━━━━━ INPUT RECORDS ━━━━━

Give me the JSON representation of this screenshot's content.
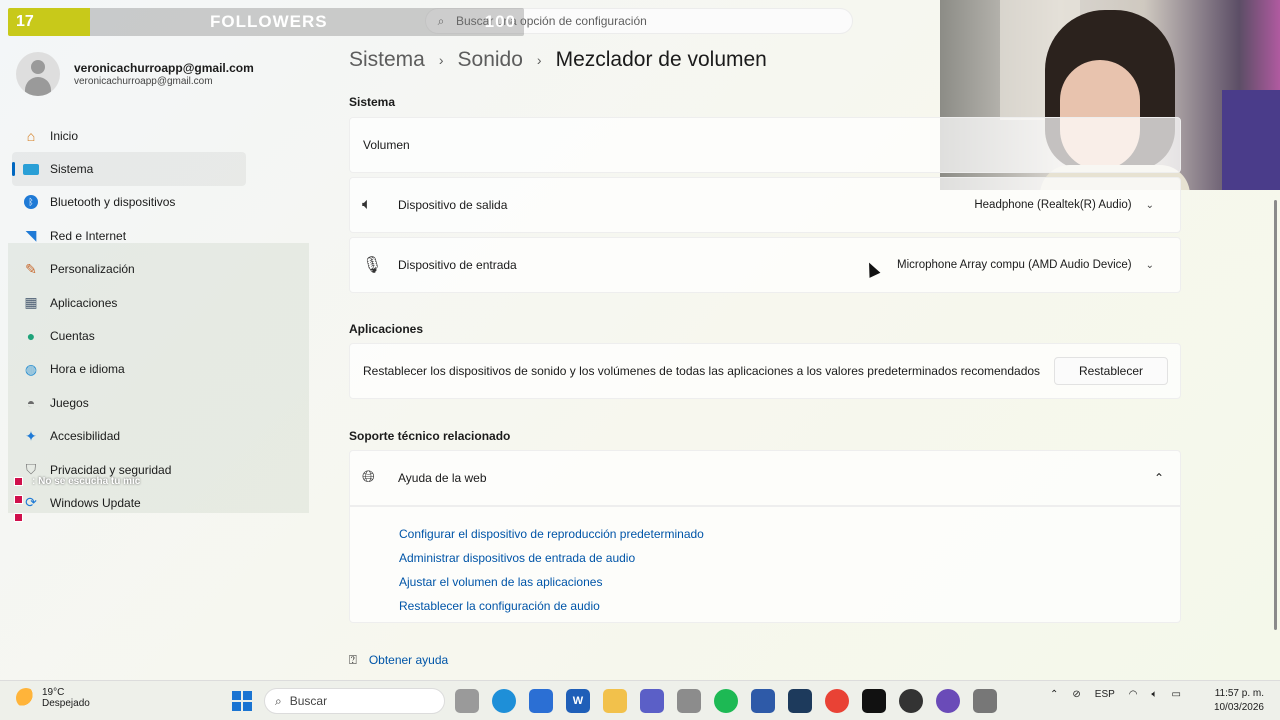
{
  "stream": {
    "follower_count": "17",
    "follower_title": "FOLLOWERS",
    "follower_goal": "100",
    "chat": [
      {
        "user": "",
        "message": ": No se escucha tu mic"
      },
      {
        "user": "",
        "message": ""
      },
      {
        "user": "",
        "message": ""
      }
    ]
  },
  "search": {
    "placeholder": "Buscar una opción de configuración"
  },
  "profile": {
    "name": "veronicachurroapp@gmail.com",
    "email": "veronicachurroapp@gmail.com"
  },
  "sidebar": {
    "items": [
      {
        "label": "Inicio",
        "icon": "home-icon"
      },
      {
        "label": "Sistema",
        "icon": "system-icon",
        "active": true
      },
      {
        "label": "Bluetooth y dispositivos",
        "icon": "bluetooth-icon"
      },
      {
        "label": "Red e Internet",
        "icon": "wifi-icon"
      },
      {
        "label": "Personalización",
        "icon": "brush-icon"
      },
      {
        "label": "Aplicaciones",
        "icon": "apps-icon"
      },
      {
        "label": "Cuentas",
        "icon": "accounts-icon"
      },
      {
        "label": "Hora e idioma",
        "icon": "globe-clock-icon"
      },
      {
        "label": "Juegos",
        "icon": "gamepad-icon"
      },
      {
        "label": "Accesibilidad",
        "icon": "accessibility-icon"
      },
      {
        "label": "Privacidad y seguridad",
        "icon": "shield-icon"
      },
      {
        "label": "Windows Update",
        "icon": "update-icon"
      }
    ]
  },
  "breadcrumb": {
    "level1": "Sistema",
    "level2": "Sonido",
    "current": "Mezclador de volumen"
  },
  "system_section": {
    "label": "Sistema",
    "volume_label": "Volumen",
    "output_label": "Dispositivo de salida",
    "output_value": "Headphone (Realtek(R) Audio)",
    "input_label": "Dispositivo de entrada",
    "input_value": "Microphone Array compu (AMD Audio Device)"
  },
  "apps_section": {
    "label": "Aplicaciones",
    "reset_text": "Restablecer los dispositivos de sonido y los volúmenes de todas las aplicaciones a los valores predeterminados recomendados",
    "reset_button": "Restablecer"
  },
  "support_section": {
    "label": "Soporte técnico relacionado",
    "help_web": "Ayuda de la web",
    "links": [
      "Configurar el dispositivo de reproducción predeterminado",
      "Administrar dispositivos de entrada de audio",
      "Ajustar el volumen de las aplicaciones",
      "Restablecer la configuración de audio"
    ],
    "get_help": "Obtener ayuda"
  },
  "taskbar": {
    "weather_temp": "19°C",
    "weather_desc": "Despejado",
    "search_label": "Buscar",
    "language": "ESP",
    "time": "11:57 p. m.",
    "date": "10/03/2026"
  },
  "colors": {
    "accent": "#0067c0",
    "link": "#0055a8",
    "follower_bar": "#c8c91a"
  }
}
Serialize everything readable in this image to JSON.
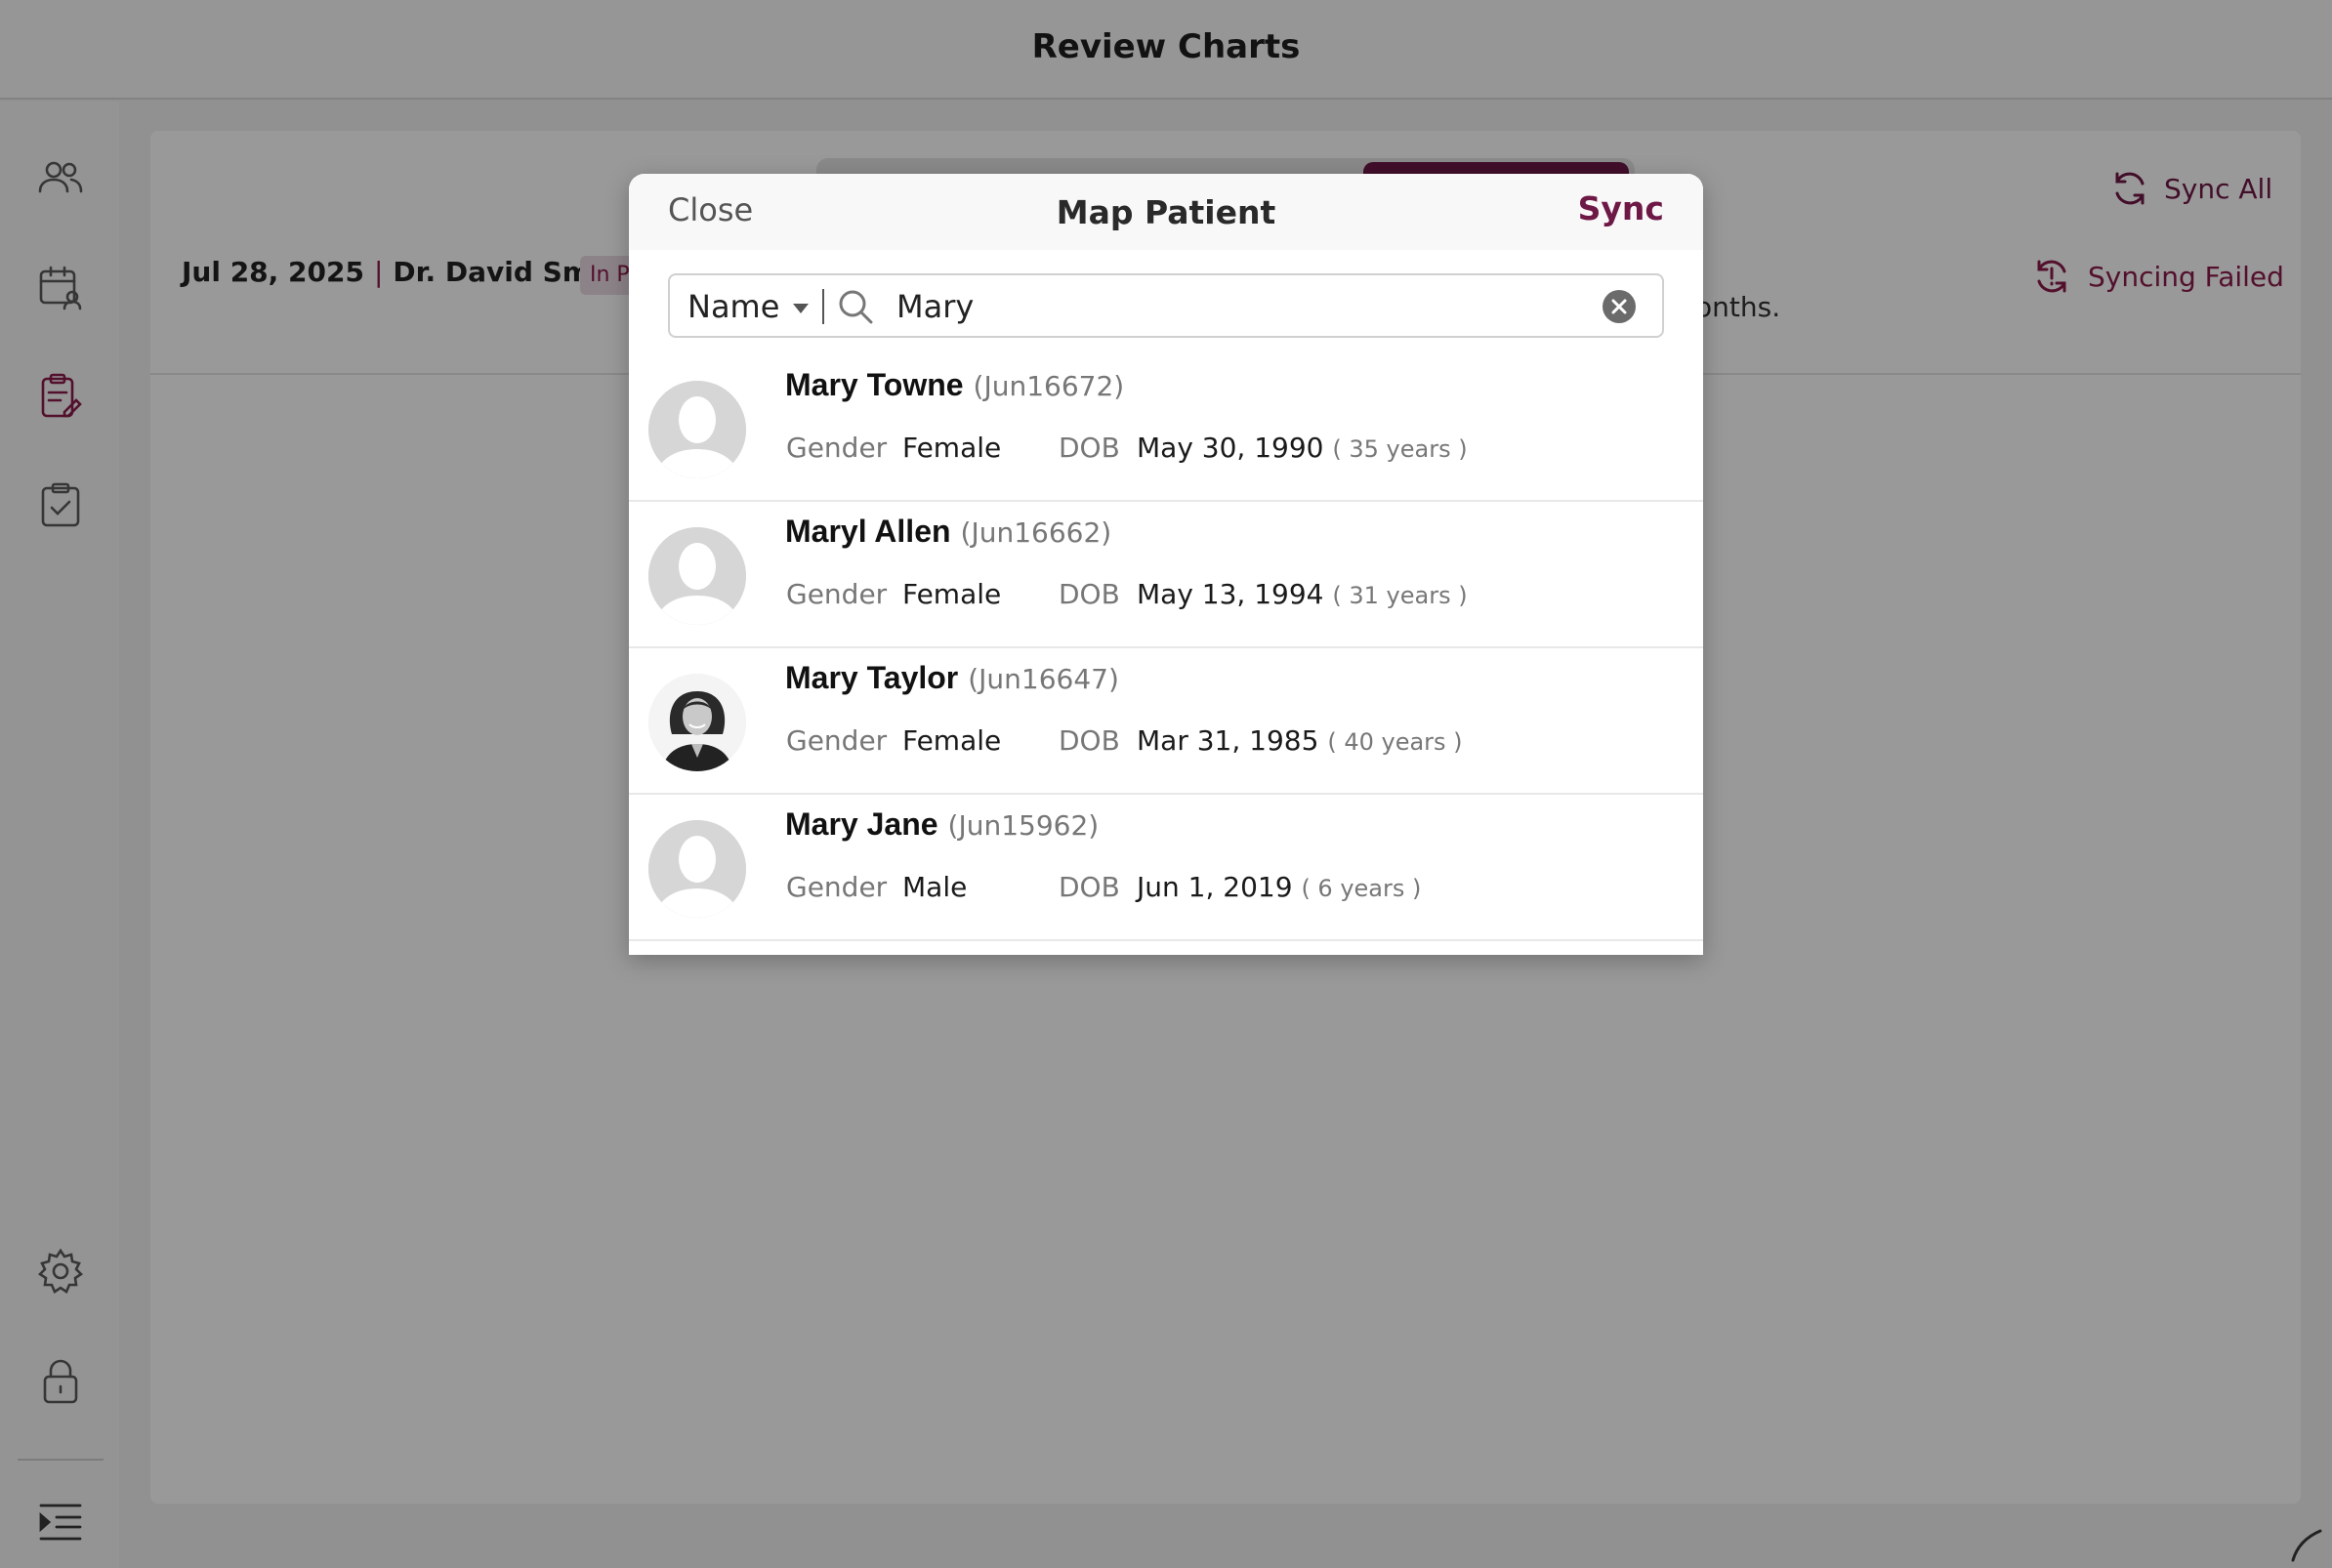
{
  "app": {
    "title": "Review Charts"
  },
  "sidebar": {
    "items": [
      {
        "name": "patients",
        "icon": "users-icon"
      },
      {
        "name": "schedule",
        "icon": "calendar-user-icon"
      },
      {
        "name": "review-charts",
        "icon": "clipboard-edit-icon",
        "active": true
      },
      {
        "name": "tasks",
        "icon": "clipboard-check-icon"
      }
    ],
    "bottom_items": [
      {
        "name": "settings",
        "icon": "gear-icon"
      },
      {
        "name": "lock",
        "icon": "lock-icon"
      },
      {
        "name": "collapse",
        "icon": "menu-indent-icon"
      }
    ]
  },
  "background": {
    "chart_date": "Jul 28, 2025",
    "separator": "|",
    "doctor": "Dr. David Smith",
    "status_chip": "In P",
    "snippet": "onths.",
    "sync_all": "Sync All",
    "syncing_failed": "Syncing Failed"
  },
  "colors": {
    "accent": "#6e1846",
    "accent_light": "#8a1c4a"
  },
  "modal": {
    "title": "Map Patient",
    "close_label": "Close",
    "sync_label": "Sync",
    "search": {
      "filter_value": "Name",
      "value": "Mary"
    },
    "labels": {
      "gender": "Gender",
      "dob": "DOB"
    },
    "results": [
      {
        "name": "Mary Towne",
        "id": "(Jun16672)",
        "gender": "Female",
        "dob": "May 30, 1990",
        "age": "( 35 years )",
        "avatar": "default"
      },
      {
        "name": "Maryl Allen",
        "id": "(Jun16662)",
        "gender": "Female",
        "dob": "May 13, 1994",
        "age": "( 31 years )",
        "avatar": "default"
      },
      {
        "name": "Mary Taylor",
        "id": "(Jun16647)",
        "gender": "Female",
        "dob": "Mar 31, 1985",
        "age": "( 40 years )",
        "avatar": "photo"
      },
      {
        "name": "Mary Jane",
        "id": "(Jun15962)",
        "gender": "Male",
        "dob": "Jun 1, 2019",
        "age": "( 6 years )",
        "avatar": "default"
      }
    ]
  }
}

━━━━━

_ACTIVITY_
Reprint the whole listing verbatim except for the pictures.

_RESPONSE_
Give me the JSON representation of this screenshot's content.
{
  "stream": {
    "follower_count": "17",
    "follower_title": "FOLLOWERS",
    "follower_goal": "100",
    "chat": [
      {
        "user": "",
        "message": ": No se escucha tu mic"
      },
      {
        "user": "",
        "message": ""
      },
      {
        "user": "",
        "message": ""
      }
    ]
  },
  "search": {
    "placeholder": "Buscar una opción de configuración"
  },
  "profile": {
    "name": "veronicachurroapp@gmail.com",
    "email": "veronicachurroapp@gmail.com"
  },
  "sidebar": {
    "items": [
      {
        "label": "Inicio",
        "icon": "home-icon"
      },
      {
        "label": "Sistema",
        "icon": "system-icon",
        "active": true
      },
      {
        "label": "Bluetooth y dispositivos",
        "icon": "bluetooth-icon"
      },
      {
        "label": "Red e Internet",
        "icon": "wifi-icon"
      },
      {
        "label": "Personalización",
        "icon": "brush-icon"
      },
      {
        "label": "Aplicaciones",
        "icon": "apps-icon"
      },
      {
        "label": "Cuentas",
        "icon": "accounts-icon"
      },
      {
        "label": "Hora e idioma",
        "icon": "globe-clock-icon"
      },
      {
        "label": "Juegos",
        "icon": "gamepad-icon"
      },
      {
        "label": "Accesibilidad",
        "icon": "accessibility-icon"
      },
      {
        "label": "Privacidad y seguridad",
        "icon": "shield-icon"
      },
      {
        "label": "Windows Update",
        "icon": "update-icon"
      }
    ]
  },
  "breadcrumb": {
    "level1": "Sistema",
    "level2": "Sonido",
    "current": "Mezclador de volumen"
  },
  "system_section": {
    "label": "Sistema",
    "volume_label": "Volumen",
    "output_label": "Dispositivo de salida",
    "output_value": "Headphone (Realtek(R) Audio)",
    "input_label": "Dispositivo de entrada",
    "input_value": "Microphone Array compu (AMD Audio Device)"
  },
  "apps_section": {
    "label": "Aplicaciones",
    "reset_text": "Restablecer los dispositivos de sonido y los volúmenes de todas las aplicaciones a los valores predeterminados recomendados",
    "reset_button": "Restablecer"
  },
  "support_section": {
    "label": "Soporte técnico relacionado",
    "help_web": "Ayuda de la web",
    "links": [
      "Configurar el dispositivo de reproducción predeterminado",
      "Administrar dispositivos de entrada de audio",
      "Ajustar el volumen de las aplicaciones",
      "Restablecer la configuración de audio"
    ],
    "get_help": "Obtener ayuda"
  },
  "taskbar": {
    "weather_temp": "19°C",
    "weather_desc": "Despejado",
    "search_label": "Buscar",
    "language": "ESP",
    "time": "11:57 p. m.",
    "date": "10/03/2026"
  },
  "colors": {
    "accent": "#0067c0",
    "link": "#0055a8",
    "follower_bar": "#c8c91a"
  }
}
Serialize everything readable in this image to JSON.
{
  "app": {
    "title": "Review Charts"
  },
  "sidebar": {
    "items": [
      {
        "name": "patients",
        "icon": "users-icon"
      },
      {
        "name": "schedule",
        "icon": "calendar-user-icon"
      },
      {
        "name": "review-charts",
        "icon": "clipboard-edit-icon",
        "active": true
      },
      {
        "name": "tasks",
        "icon": "clipboard-check-icon"
      }
    ],
    "bottom_items": [
      {
        "name": "settings",
        "icon": "gear-icon"
      },
      {
        "name": "lock",
        "icon": "lock-icon"
      },
      {
        "name": "collapse",
        "icon": "menu-indent-icon"
      }
    ]
  },
  "background": {
    "chart_date": "Jul 28, 2025",
    "separator": "|",
    "doctor": "Dr. David Smith",
    "status_chip": "In P",
    "snippet": "onths.",
    "sync_all": "Sync All",
    "syncing_failed": "Syncing Failed"
  },
  "colors": {
    "accent": "#6e1846",
    "accent_light": "#8a1c4a"
  },
  "modal": {
    "title": "Map Patient",
    "close_label": "Close",
    "sync_label": "Sync",
    "search": {
      "filter_value": "Name",
      "value": "Mary"
    },
    "labels": {
      "gender": "Gender",
      "dob": "DOB"
    },
    "results": [
      {
        "name": "Mary Towne",
        "id": "(Jun16672)",
        "gender": "Female",
        "dob": "May 30, 1990",
        "age": "( 35 years )",
        "avatar": "default"
      },
      {
        "name": "Maryl Allen",
        "id": "(Jun16662)",
        "gender": "Female",
        "dob": "May 13, 1994",
        "age": "( 31 years )",
        "avatar": "default"
      },
      {
        "name": "Mary Taylor",
        "id": "(Jun16647)",
        "gender": "Female",
        "dob": "Mar 31, 1985",
        "age": "( 40 years )",
        "avatar": "photo"
      },
      {
        "name": "Mary Jane",
        "id": "(Jun15962)",
        "gender": "Male",
        "dob": "Jun 1, 2019",
        "age": "( 6 years )",
        "avatar": "default"
      }
    ]
  }
}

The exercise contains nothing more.